Top of The data

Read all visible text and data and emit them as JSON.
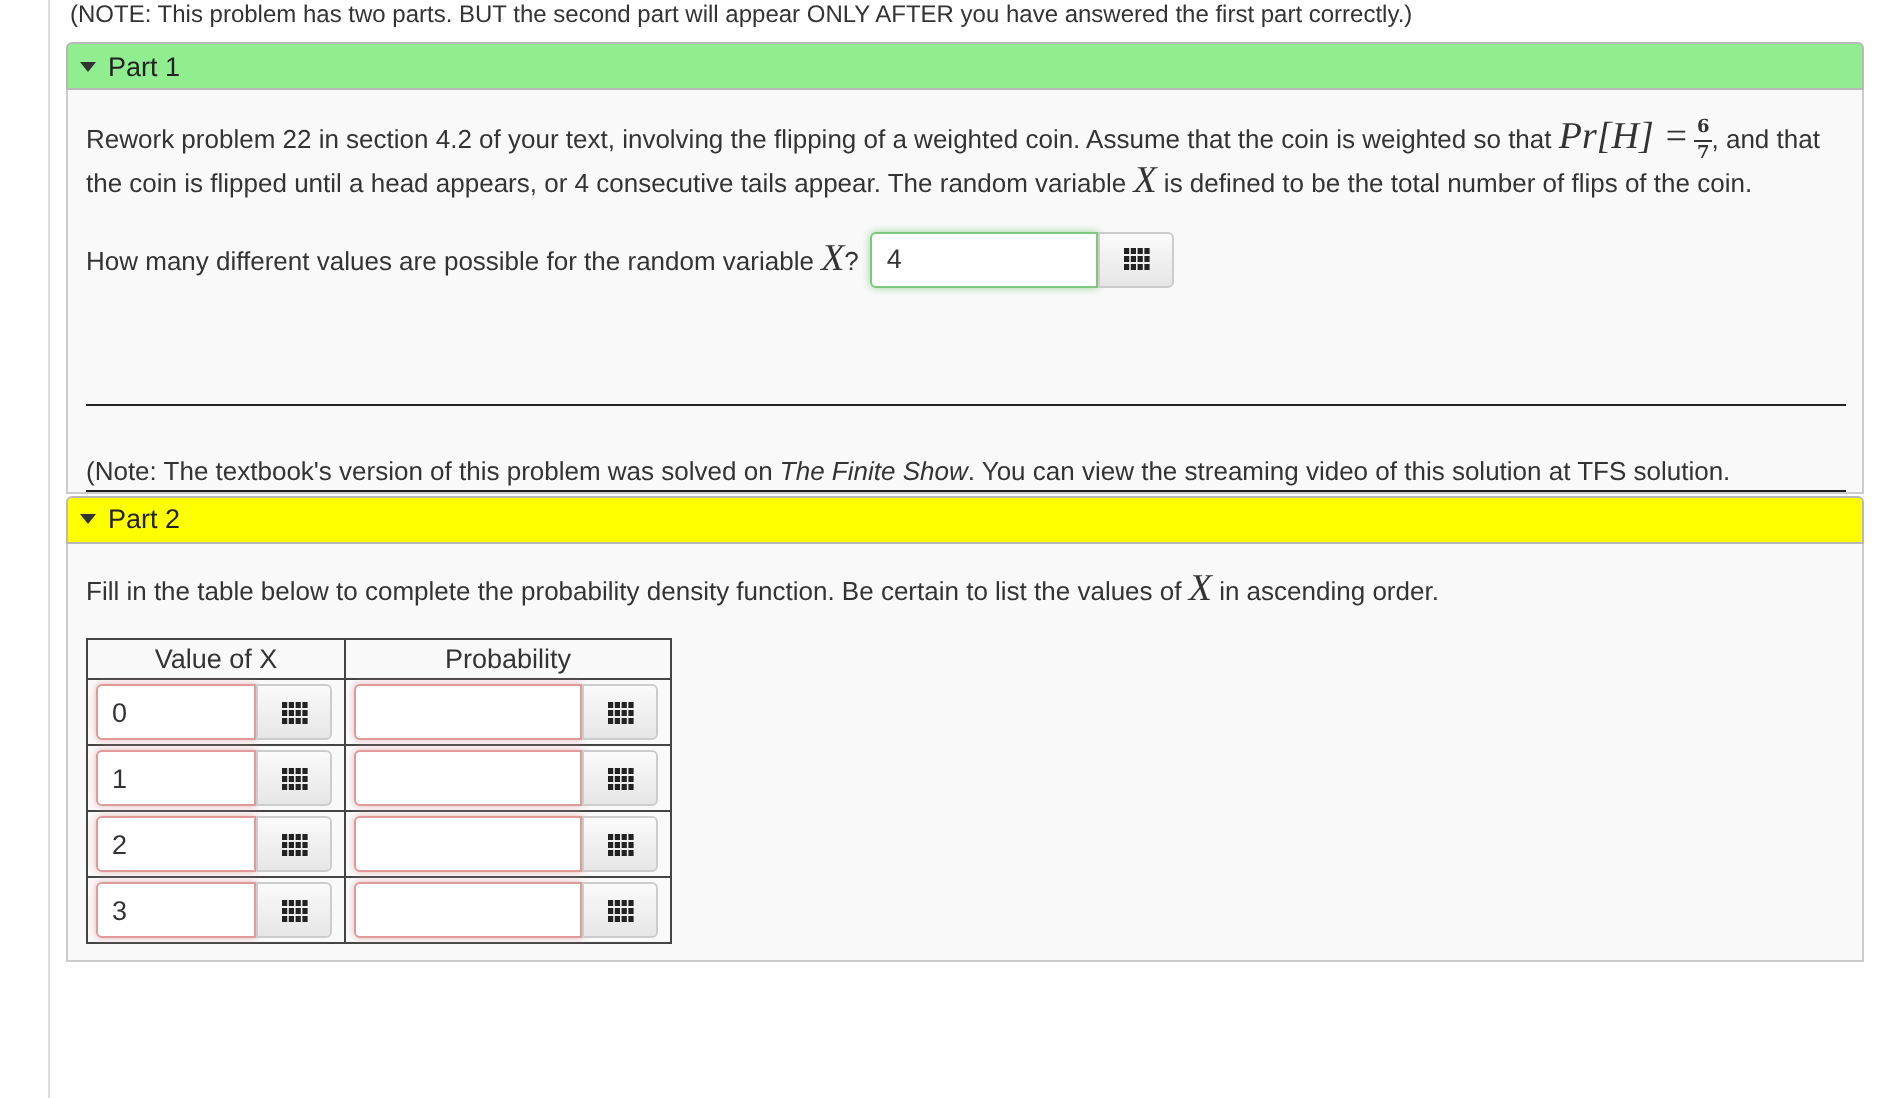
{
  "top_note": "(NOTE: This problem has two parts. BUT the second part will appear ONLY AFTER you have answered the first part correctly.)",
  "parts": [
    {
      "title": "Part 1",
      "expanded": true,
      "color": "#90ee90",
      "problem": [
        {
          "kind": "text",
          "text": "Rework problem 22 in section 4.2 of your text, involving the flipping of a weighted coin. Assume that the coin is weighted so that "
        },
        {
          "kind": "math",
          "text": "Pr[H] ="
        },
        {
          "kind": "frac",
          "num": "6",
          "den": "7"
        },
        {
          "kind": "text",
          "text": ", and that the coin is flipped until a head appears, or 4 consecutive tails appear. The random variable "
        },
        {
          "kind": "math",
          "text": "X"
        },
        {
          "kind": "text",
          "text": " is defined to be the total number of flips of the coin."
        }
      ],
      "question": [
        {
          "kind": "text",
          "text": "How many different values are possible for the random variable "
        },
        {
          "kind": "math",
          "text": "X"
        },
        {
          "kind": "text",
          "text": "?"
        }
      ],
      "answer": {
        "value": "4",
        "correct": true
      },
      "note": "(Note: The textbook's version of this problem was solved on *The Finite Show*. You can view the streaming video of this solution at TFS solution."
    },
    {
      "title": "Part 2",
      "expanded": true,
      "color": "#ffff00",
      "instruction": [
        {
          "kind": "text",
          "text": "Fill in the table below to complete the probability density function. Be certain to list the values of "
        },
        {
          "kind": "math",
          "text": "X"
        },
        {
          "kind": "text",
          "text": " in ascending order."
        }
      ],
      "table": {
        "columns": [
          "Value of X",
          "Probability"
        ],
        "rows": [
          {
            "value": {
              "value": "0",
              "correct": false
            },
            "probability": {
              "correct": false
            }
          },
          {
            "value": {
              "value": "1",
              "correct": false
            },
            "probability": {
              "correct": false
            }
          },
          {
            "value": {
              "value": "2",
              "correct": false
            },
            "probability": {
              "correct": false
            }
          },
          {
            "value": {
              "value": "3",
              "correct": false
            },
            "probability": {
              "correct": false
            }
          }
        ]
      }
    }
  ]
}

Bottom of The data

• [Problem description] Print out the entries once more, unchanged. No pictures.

• [Response area]
Read all visible text and data and emit them as JSON.
{
  "top_note": "(NOTE: This problem has two parts. BUT the second part will appear ONLY AFTER you have answered the first part correctly.)",
  "parts": [
    {
      "title": "Part 1",
      "expanded": true,
      "color": "#90ee90",
      "problem": [
        {
          "kind": "text",
          "text": "Rework problem 22 in section 4.2 of your text, involving the flipping of a weighted coin. Assume that the coin is weighted so that "
        },
        {
          "kind": "math",
          "text": "Pr[H] ="
        },
        {
          "kind": "frac",
          "num": "6",
          "den": "7"
        },
        {
          "kind": "text",
          "text": ", and that the coin is flipped until a head appears, or 4 consecutive tails appear. The random variable "
        },
        {
          "kind": "math",
          "text": "X"
        },
        {
          "kind": "text",
          "text": " is defined to be the total number of flips of the coin."
        }
      ],
      "question": [
        {
          "kind": "text",
          "text": "How many different values are possible for the random variable "
        },
        {
          "kind": "math",
          "text": "X"
        },
        {
          "kind": "text",
          "text": "?"
        }
      ],
      "answer": {
        "value": "4",
        "correct": true
      },
      "note": "(Note: The textbook's version of this problem was solved on *The Finite Show*. You can view the streaming video of this solution at TFS solution."
    },
    {
      "title": "Part 2",
      "expanded": true,
      "color": "#ffff00",
      "instruction": [
        {
          "kind": "text",
          "text": "Fill in the table below to complete the probability density function. Be certain to list the values of "
        },
        {
          "kind": "math",
          "text": "X"
        },
        {
          "kind": "text",
          "text": " in ascending order."
        }
      ],
      "table": {
        "columns": [
          "Value of X",
          "Probability"
        ],
        "rows": [
          {
            "value": {
              "value": "0",
              "correct": false
            },
            "probability": {
              "correct": false
            }
          },
          {
            "value": {
              "value": "1",
              "correct": false
            },
            "probability": {
              "correct": false
            }
          },
          {
            "value": {
              "value": "2",
              "correct": false
            },
            "probability": {
              "correct": false
            }
          },
          {
            "value": {
              "value": "3",
              "correct": false
            },
            "probability": {
              "correct": false
            }
          }
        ]
      }
    }
  ]
}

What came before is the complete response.